EXERCISE: The answer must be every line of the records below that holds the word "Type".

____ EXERCISE MATERIAL

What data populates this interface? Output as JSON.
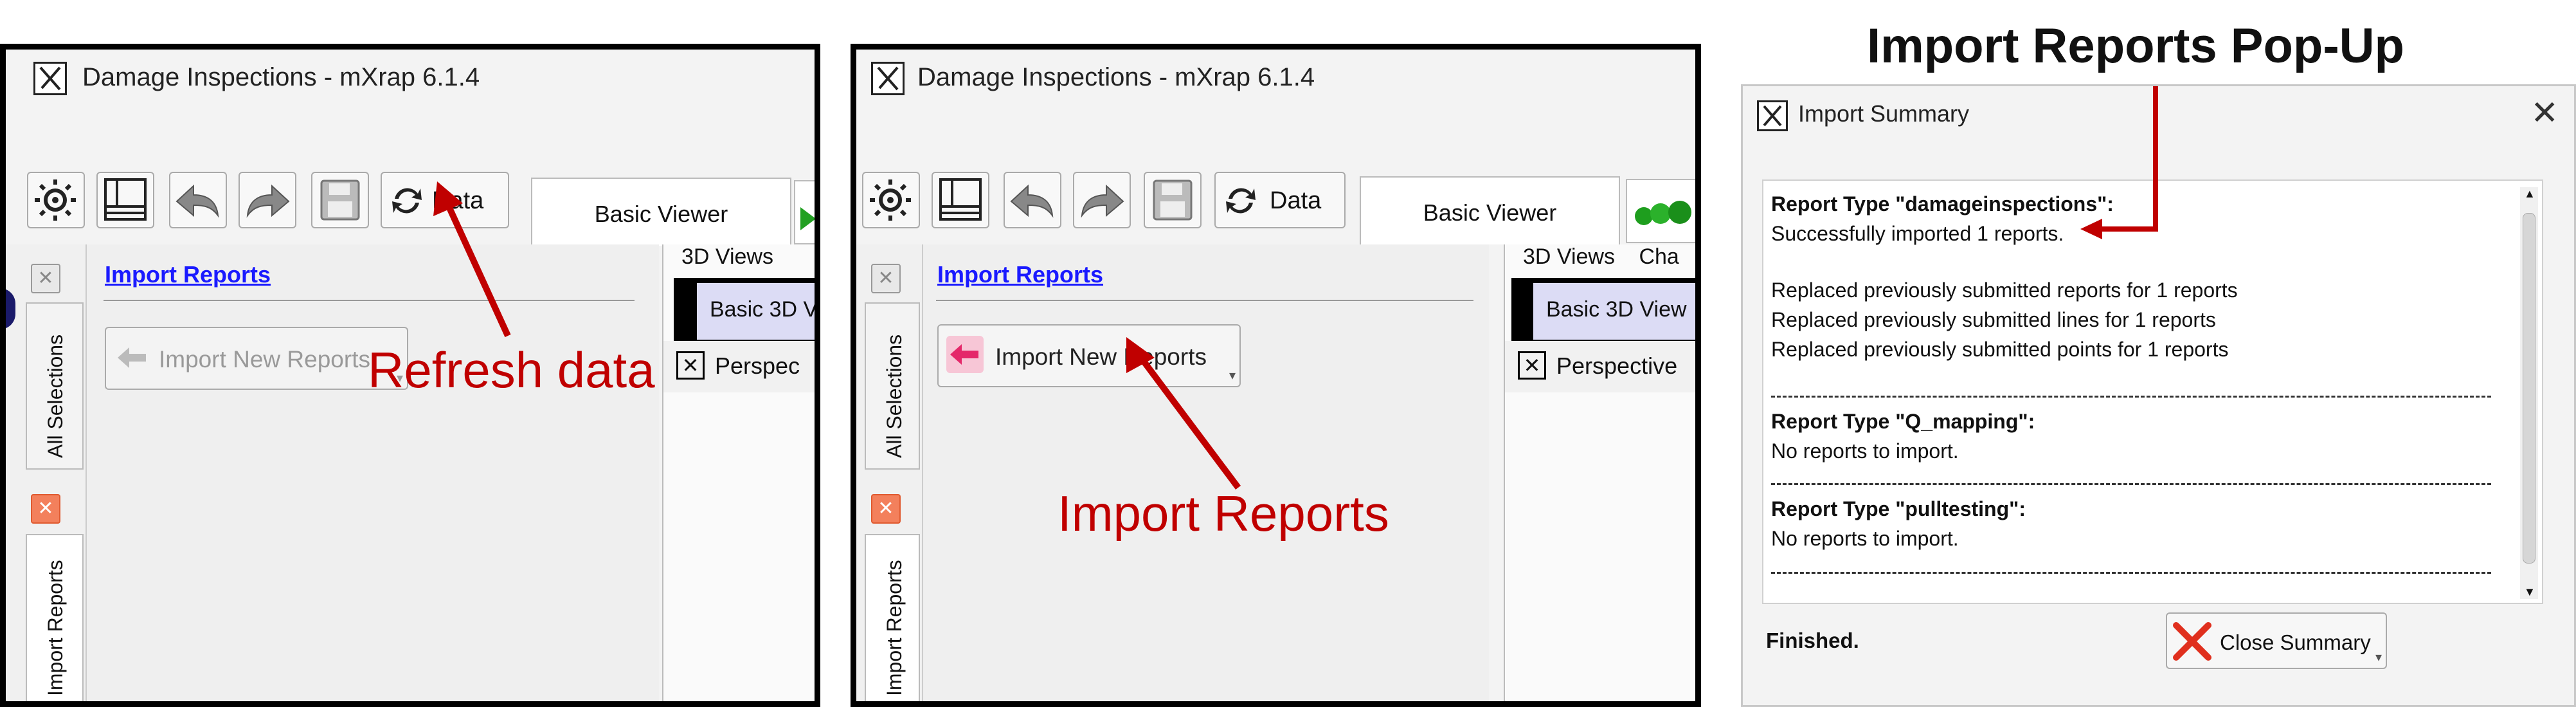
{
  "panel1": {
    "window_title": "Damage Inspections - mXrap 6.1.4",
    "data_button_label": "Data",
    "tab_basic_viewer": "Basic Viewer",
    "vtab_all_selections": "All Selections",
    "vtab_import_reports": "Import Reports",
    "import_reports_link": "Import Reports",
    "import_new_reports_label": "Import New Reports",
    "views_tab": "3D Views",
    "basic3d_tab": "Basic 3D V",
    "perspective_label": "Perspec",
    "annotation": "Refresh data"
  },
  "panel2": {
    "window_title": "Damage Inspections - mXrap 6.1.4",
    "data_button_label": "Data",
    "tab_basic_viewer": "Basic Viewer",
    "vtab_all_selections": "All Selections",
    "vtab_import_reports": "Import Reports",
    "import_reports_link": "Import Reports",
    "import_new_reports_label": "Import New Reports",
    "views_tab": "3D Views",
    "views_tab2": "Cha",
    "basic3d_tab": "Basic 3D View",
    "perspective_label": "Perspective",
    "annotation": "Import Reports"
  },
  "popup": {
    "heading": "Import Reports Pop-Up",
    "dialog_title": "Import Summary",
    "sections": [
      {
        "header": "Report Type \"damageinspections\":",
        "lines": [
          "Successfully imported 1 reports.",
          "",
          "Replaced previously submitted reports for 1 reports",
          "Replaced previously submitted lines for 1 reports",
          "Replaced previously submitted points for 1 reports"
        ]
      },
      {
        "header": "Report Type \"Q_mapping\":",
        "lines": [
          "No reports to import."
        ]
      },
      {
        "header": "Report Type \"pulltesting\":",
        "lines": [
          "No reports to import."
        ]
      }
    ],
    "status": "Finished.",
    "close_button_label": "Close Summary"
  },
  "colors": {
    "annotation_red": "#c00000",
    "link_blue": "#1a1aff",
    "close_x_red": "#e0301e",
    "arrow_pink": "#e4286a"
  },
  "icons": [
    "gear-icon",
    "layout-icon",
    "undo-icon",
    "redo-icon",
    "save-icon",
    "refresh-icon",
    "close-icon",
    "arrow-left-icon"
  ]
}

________
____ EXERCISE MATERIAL

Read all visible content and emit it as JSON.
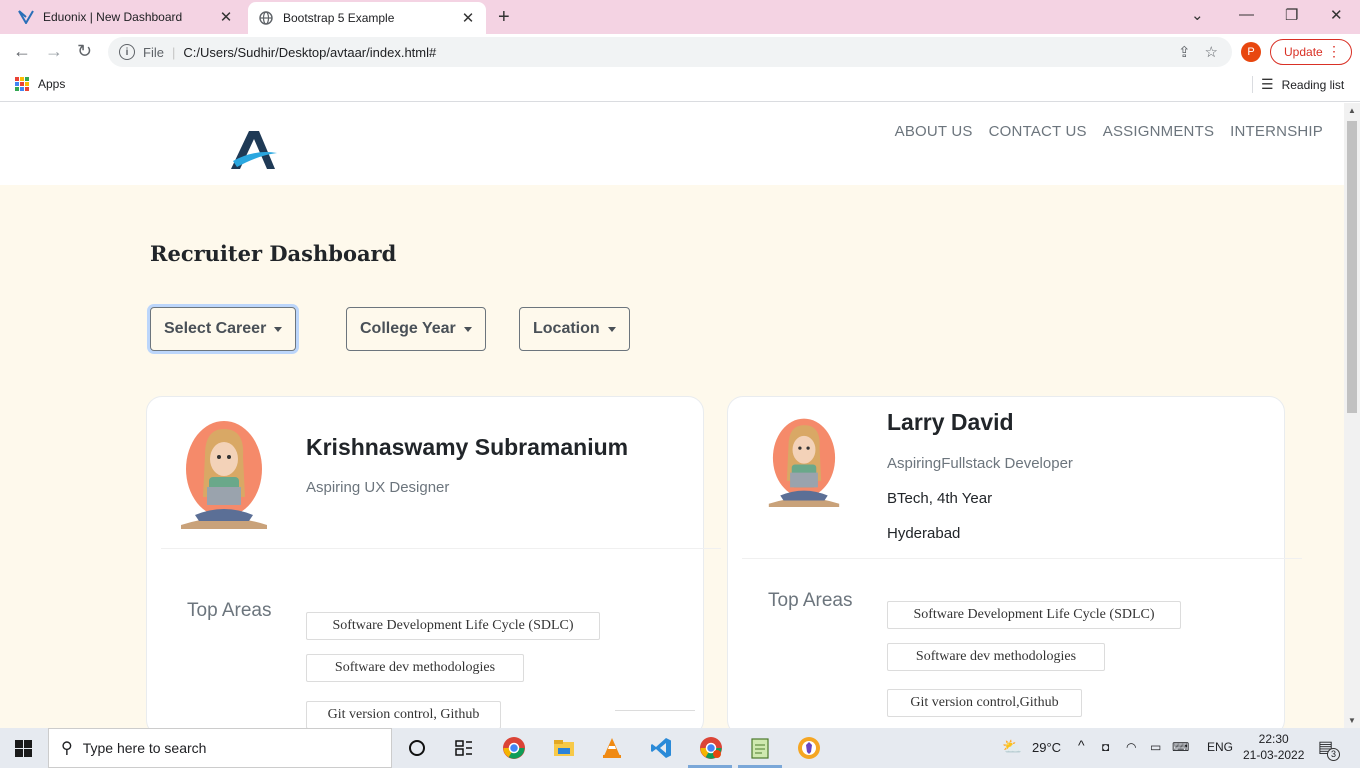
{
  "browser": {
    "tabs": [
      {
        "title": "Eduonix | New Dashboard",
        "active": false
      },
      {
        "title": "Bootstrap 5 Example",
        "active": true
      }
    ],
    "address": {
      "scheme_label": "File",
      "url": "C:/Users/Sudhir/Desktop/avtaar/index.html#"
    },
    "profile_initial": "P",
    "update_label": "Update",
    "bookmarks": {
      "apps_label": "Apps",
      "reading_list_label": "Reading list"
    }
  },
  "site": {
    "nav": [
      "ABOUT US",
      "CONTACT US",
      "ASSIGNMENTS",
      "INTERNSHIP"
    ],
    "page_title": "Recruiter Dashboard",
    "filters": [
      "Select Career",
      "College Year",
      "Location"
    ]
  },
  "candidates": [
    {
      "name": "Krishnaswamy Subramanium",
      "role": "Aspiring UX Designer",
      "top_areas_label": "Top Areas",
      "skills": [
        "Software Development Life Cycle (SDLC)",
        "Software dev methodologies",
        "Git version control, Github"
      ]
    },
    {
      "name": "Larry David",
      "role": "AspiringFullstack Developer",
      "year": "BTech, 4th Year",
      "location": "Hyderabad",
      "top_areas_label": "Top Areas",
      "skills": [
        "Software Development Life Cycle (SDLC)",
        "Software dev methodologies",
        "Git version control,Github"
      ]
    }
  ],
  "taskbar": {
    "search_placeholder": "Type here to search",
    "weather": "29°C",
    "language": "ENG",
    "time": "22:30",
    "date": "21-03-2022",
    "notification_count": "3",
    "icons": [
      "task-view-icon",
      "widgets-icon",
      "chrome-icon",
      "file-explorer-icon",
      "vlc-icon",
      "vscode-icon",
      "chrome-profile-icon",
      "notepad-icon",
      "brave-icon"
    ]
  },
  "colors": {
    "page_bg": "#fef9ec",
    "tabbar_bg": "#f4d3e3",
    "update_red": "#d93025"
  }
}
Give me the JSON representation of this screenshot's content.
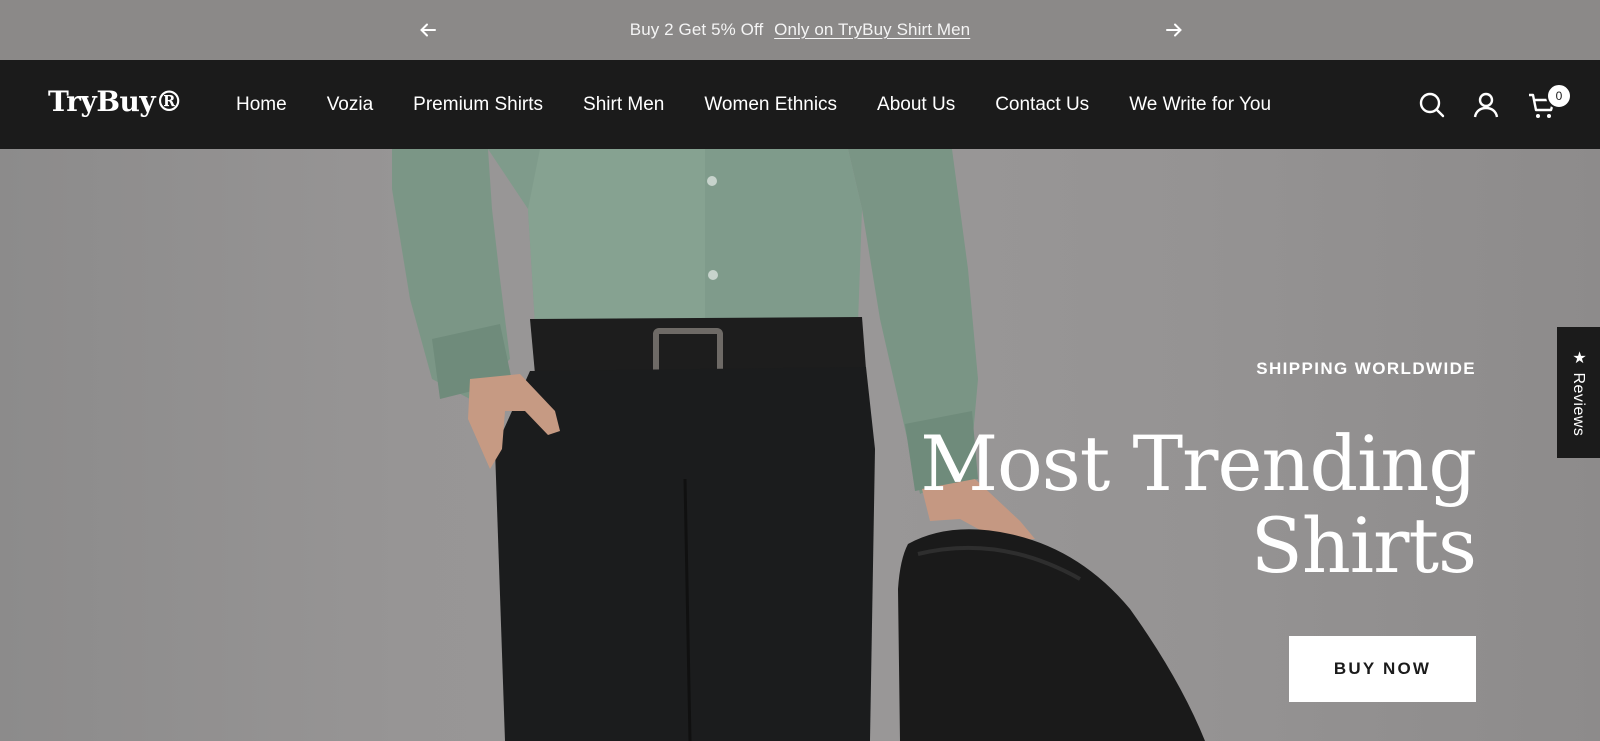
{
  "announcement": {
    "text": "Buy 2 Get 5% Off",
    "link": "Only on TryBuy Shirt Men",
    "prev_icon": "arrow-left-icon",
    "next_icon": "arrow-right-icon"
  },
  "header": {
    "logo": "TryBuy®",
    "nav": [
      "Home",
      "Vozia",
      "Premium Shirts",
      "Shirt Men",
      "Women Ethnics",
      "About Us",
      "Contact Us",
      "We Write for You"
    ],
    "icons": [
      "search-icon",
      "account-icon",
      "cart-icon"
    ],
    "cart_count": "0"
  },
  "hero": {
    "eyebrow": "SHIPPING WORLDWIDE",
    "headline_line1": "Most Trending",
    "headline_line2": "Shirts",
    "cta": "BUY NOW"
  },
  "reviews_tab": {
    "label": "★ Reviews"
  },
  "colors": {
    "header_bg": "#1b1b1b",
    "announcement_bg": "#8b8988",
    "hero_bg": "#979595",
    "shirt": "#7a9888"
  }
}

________

EXERCISE OUTPUT:
        "header": "Report Type \"damageinspections\":",
        "header": "Report Type \"Q_mapping\":",
        "header": "Report Type \"pulltesting\":",
    "search_placeholder": "Type here to search",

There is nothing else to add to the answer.